Speaking of a map or globe, find something to mark off the countries as you cook them. There’s nothing more satisfying than seeing your accomplishments pile up. We used simple gemstone stickers of varying sizes to mark countries. They sparkle, making the map a real conversation starter, especially in the evening when the lights are dim.
6. One good piece of cookware
In all honesty there’s very little required specialty cookware when it comes to cooking the world. While many Americans have at least 4 small appliances (microwave, toaster, blender, hand mixer), many parts of the world keep their kitchens simple. Sure – it’s fun to add things like tagines to your collection. But if you only had one pot or pan, the most versatile would be a carbon steel wok. In a large wok you can boil noodles, make a stir-fry, braise meat, and even turn it upside down to grill flatbread on the domed surface. It can also go in the oven (with foil over the top) to make big rice dishes like Kabeli Palau from Afghanistan.
7. Steamer basket
There were several times over the years of cooking the world that I had to steam food – as with fabulous coiled up pasta “Oromo” from Kyrgyzstan or vegetarian momos from Nepal. It’s worth investing in either a bamboo steamer or a tiered metal steamer for these types of meals. I found both at my local Asian market. The bamboo gives a nice woodsy flavor to steamed foods, while the stainless steel doesn’t impact taste at all.
A tip if the food is too big for a layered steamer, as with a stuffed artichoke? Use crumpled up foil at the bottom of a large pot.
8. A way to grind spices
Many recipes from around the world require spices to be ground, cracked, or chopped. For light jobs you can use a rolling pin but for finer results try a mortar and pestle or electric spice grinder. I like a mortar and pestle for wet grinding (things like garlic, salt and hot peppers together to make green papaya salad), while I like the electric grinder to create fine powders for homemade seasoning blends (fresh ground has much more flavor than the stuff you’ll find at the supermarket).
9. Portable Stove
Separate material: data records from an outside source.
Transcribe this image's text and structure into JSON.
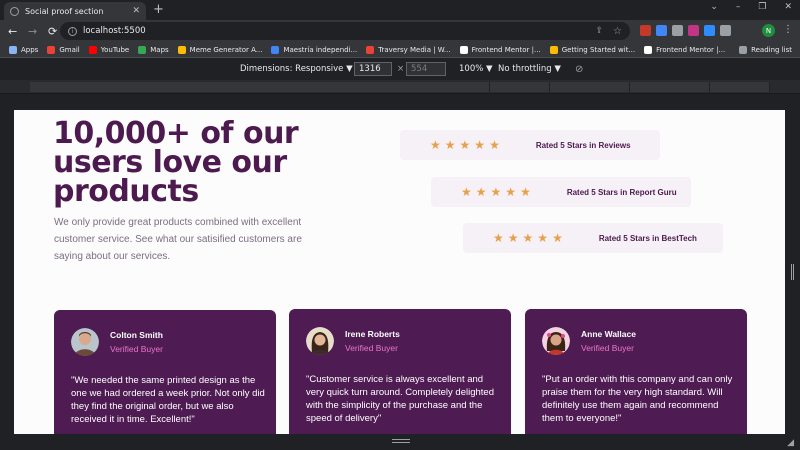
{
  "browser": {
    "tab_title": "Social proof section",
    "tab_close": "✕",
    "new_tab": "+",
    "window_controls": [
      "⌄",
      "–",
      "❐",
      "✕"
    ],
    "url": "localhost:5500",
    "back": "←",
    "forward": "→",
    "reload": "⟳",
    "share_icon": "⇪",
    "star_icon": "☆",
    "profile_initial": "N",
    "menu_icon": "⋮",
    "extensions": [
      {
        "name": "ext-red",
        "color": "#c53929"
      },
      {
        "name": "ext-translate",
        "color": "#4285f4"
      },
      {
        "name": "ext-gray",
        "color": "#9aa0a6"
      },
      {
        "name": "ext-instagram",
        "color": "#c13584"
      },
      {
        "name": "ext-zoom",
        "color": "#2d8cff"
      },
      {
        "name": "ext-puzzle",
        "color": "#9aa0a6"
      }
    ]
  },
  "bookmarks": {
    "items": [
      {
        "label": "Apps",
        "color": "#8ab4f8"
      },
      {
        "label": "Gmail",
        "color": "#ea4335"
      },
      {
        "label": "YouTube",
        "color": "#ff0000"
      },
      {
        "label": "Maps",
        "color": "#34a853"
      },
      {
        "label": "Meme Generator A...",
        "color": "#fbbc04"
      },
      {
        "label": "Maestría independi...",
        "color": "#4285f4"
      },
      {
        "label": "Traversy Media | W...",
        "color": "#ea4335"
      },
      {
        "label": "Frontend Mentor |...",
        "color": "#ffffff"
      },
      {
        "label": "Getting Started wit...",
        "color": "#fbbc04"
      },
      {
        "label": "Frontend Mentor |...",
        "color": "#ffffff"
      }
    ],
    "reading_list": "Reading list"
  },
  "devtools": {
    "dimensions_label": "Dimensions: Responsive ▼",
    "width": "1316",
    "times": "×",
    "height": "554",
    "zoom": "100% ▼",
    "throttle": "No throttling ▼",
    "rotate_icon": "⊘"
  },
  "page": {
    "headline": "10,000+ of our users love our products",
    "lead": "We only provide great products combined with excellent customer service. See what our satisified customers are saying about our services.",
    "star": "★",
    "ratings": [
      {
        "text": "Rated 5 Stars in Reviews",
        "stars": 5
      },
      {
        "text": "Rated 5 Stars in Report Guru",
        "stars": 5
      },
      {
        "text": "Rated 5 Stars in BestTech",
        "stars": 5
      }
    ],
    "testimonials": [
      {
        "name": "Colton Smith",
        "badge": "Verified Buyer",
        "quote": "\"We needed the same printed design as the one we had ordered a week prior. Not only did they find the original order, but we also received it in time. Excellent!\""
      },
      {
        "name": "Irene Roberts",
        "badge": "Verified Buyer",
        "quote": "\"Customer service is always excellent and very quick turn around. Completely delighted with the simplicity of the purchase and the speed of delivery\""
      },
      {
        "name": "Anne Wallace",
        "badge": "Verified Buyer",
        "quote": "\"Put an order with this company and can only praise them for the very high standard. Will definitely use them again and recommend them to everyone!\""
      }
    ],
    "colors": {
      "primary": "#4d1a4f",
      "accent": "#ec76c9",
      "star": "#e7a04b",
      "card_bg": "#4e1b53",
      "rating_bg": "#f6f0f7"
    }
  }
}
Now we’re getting into the luxury supplies for cooking the world. For about $20 at your local Asian market you can purchase a small portable 1-burner stove (with carrying case) to use at your dining table. This is not at all required, but perfect for what I like to call DIY meals – where everyone gets to control their own plate and cook a little while they’re at it. Examples include bibimbap, Vietnamese fresh spring rolls, and Lao Rice Noodle Soup. If you want to spend double the money, buy one online.
10. Just for fun
While a wok is the most versatile piece of cookware for your culinary adventure, my next favorite piece of cookware is my comal. I use it to char garlic and tomatoes for Laotian salsa or Mexican mole, toast whole spices for various spice blends, and to grill homemade corn tortillas, pupusas, naan, chapati, or coconut roti.
And no one is going to get mad if you own a paella pan …
… or a tagine
… especially if you make a Quick Paella or Moroccan lamb with honeyed figs for dinner.
Ready to start cooking the world?
No need to wait any longer. In my FREE “Global Table Adventure Starter Guide” you’ll find the resources you need to start cooking the world today.
Your 45-page guide includes:
- Tips for Starting Your Adventure
- Getting Everyone Involved
- Ideas for Potlucks & Parties
- Frequently Asked Questions
- Suggested Reading
- List of countries (by continent)
- List of countries (A-Z)
- Get Social! (How to Connect with other Global Table
Armed with my free online recipes and this guide, you’ll have everything you need to take your loved ones anywhere in the world you’d like… by dinnertime.
Get your Starter Guide now
P.S. Thanks to reader Andrea C. for asking about the essential tools and ingredients for cooking the world. Please email me with your questions – I’d love to help you out!